Sometimes you feel like oh maybe I’m just done and I have nothing left to say. And you kind of have to look back over the ebbs and flows of the past and realize there were periods before where you didn’t produce as much. You have to allow those ebbs and flows.
One thing I have done for the past few years is the NaPoWriMo in April which is writing a poem a day for National Poetry Month. Not every draft turns into a poem, but it gets me into the flow of writing and it’s nice having a jumpstart in the spring. And sometimes you need a reading phase. Sometimes you have to fill the well by doing something that's not reading or writing, whether it's a trip or getting out of the house, taking walks. When I feel stuck in general in life I’ll go outside and watch my kid playing in the yard and I’ll realize, Oh, the world. There are so many things to look at.

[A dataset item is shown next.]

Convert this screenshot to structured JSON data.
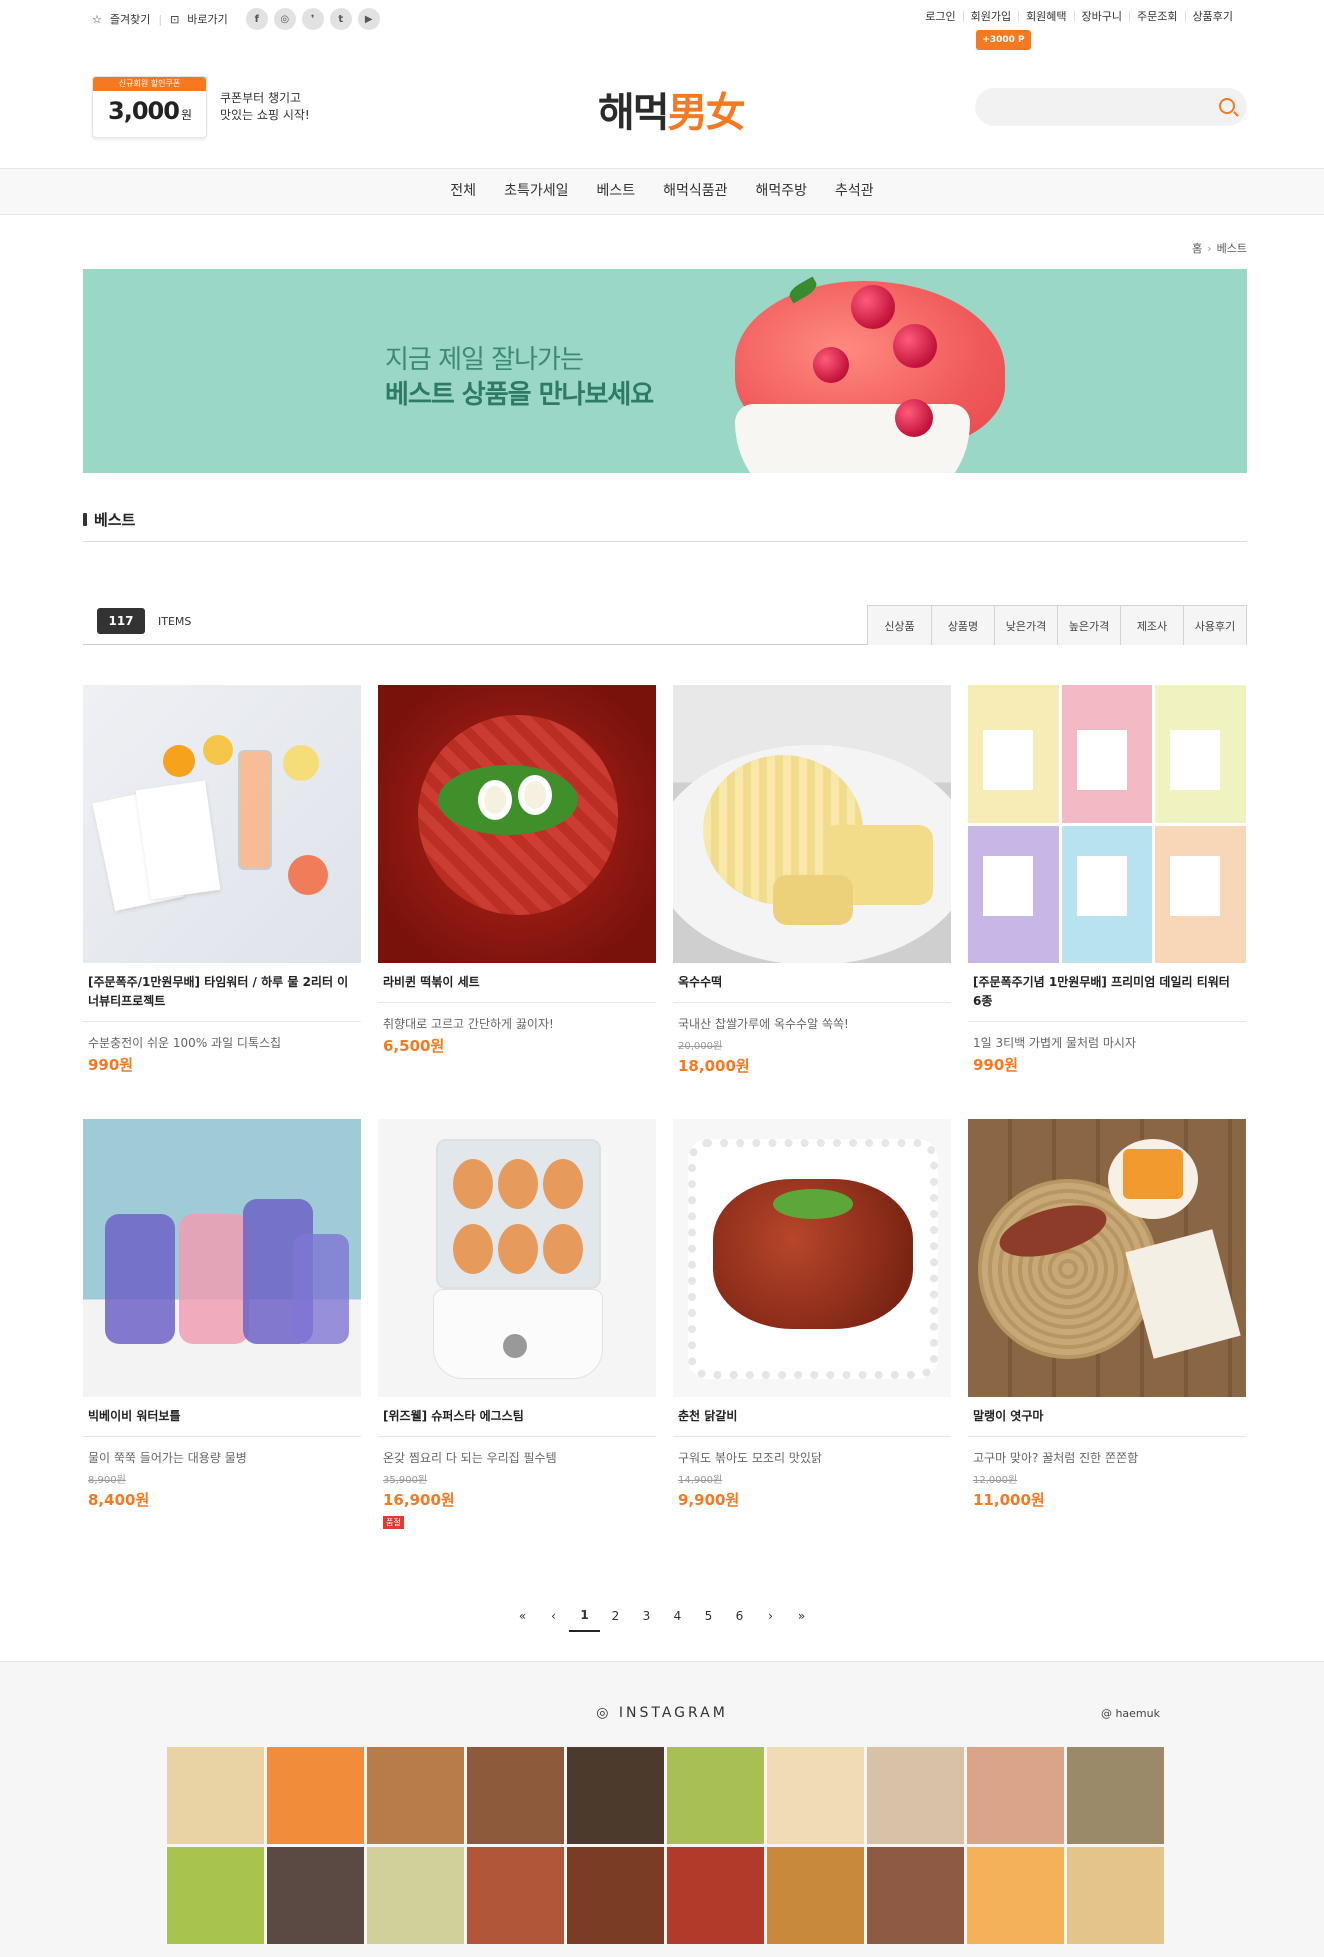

There’s a tricky balance between taking yourself seriously and not taking yourself too seriously.
What or who are some influences in your creative journey?
It changes so much from year to year. Eudora Welty has this book Thirteen Stories that I really started to love right around when she died. I started reading more of her stories and I realized that I love her voice. That's another example of a person that gave me permission to be interested in the colloquial language around me.
I feel like a lot of my poetry comes from the rhythms of language that I grew up with whether it’s my mom or my grandmother. The New York School [of poetry] reinvigorated my interest in poetry in a way. And I was living in New York at the time but I’m not from New York, my family is from North Carolina. So my poetry is this weird intersection between the New York School [of poets] and Eudora Welty. And myself.
I used to love the movie Wings of Desire. It’s set in Berlin and it’s kind of based on Rilke’s Duino Elegies. The idea is that these angels are living in Berlin and they’re very stylish, they have these trench coats and this slicked back hair and wings. And nobody can see them except sometimes kids. And they walk around just observing everything. The people vaguely sense the angels but don't quite know that they are there. And it’s an interesting idea of this intersection between the lived everyday experience and some kind of larger metaphysical experience.
It sounds very lofty but it always stuck in my head, the respect for the beauty of the everyday, the dignity of regular struggling humans. The idea of the artist not as a transcendent figure, but [the idea that] from the position of the everyday human, the artist can also become the person who asks us to look around and respect each other by giving each other the dignity of being observed.
I also love Joseph Cornell. A lot of poets love Joseph Cornell. Kiki Smith is another artist I like. She does a lot of work that's retelling of the traditional narratives about women, re-imaginings of fairy tales or re-imagining of women at different periods of their lives.
What advice would you give to someone who wants to take advantage of his or her creative gifts?
Just chip away at it. Just begin and do something to jumpstart your process whether it’s taking a class or keeping a notebook or returning to something you’ve done in the past. If you can try to do a little bit every day it’s better than trying to do a large amount in one day. Take advantage of those pockets of time.
For me, finding community became really important. First that community was books. Then it became readings and finding out if I fit there. And then it was finding the one other person in my PhD program who was also a poet and reading each other’s work. I’ve learned so much not just from my formal education but from friends I’ve made along the way.
I don't like to fall into a sense of self-importance about my work. Taking yourself lightly but knowing that art and writing have an important place in the world and in our society is a balance I’m always trying to find.
This interview has been edited and condensed.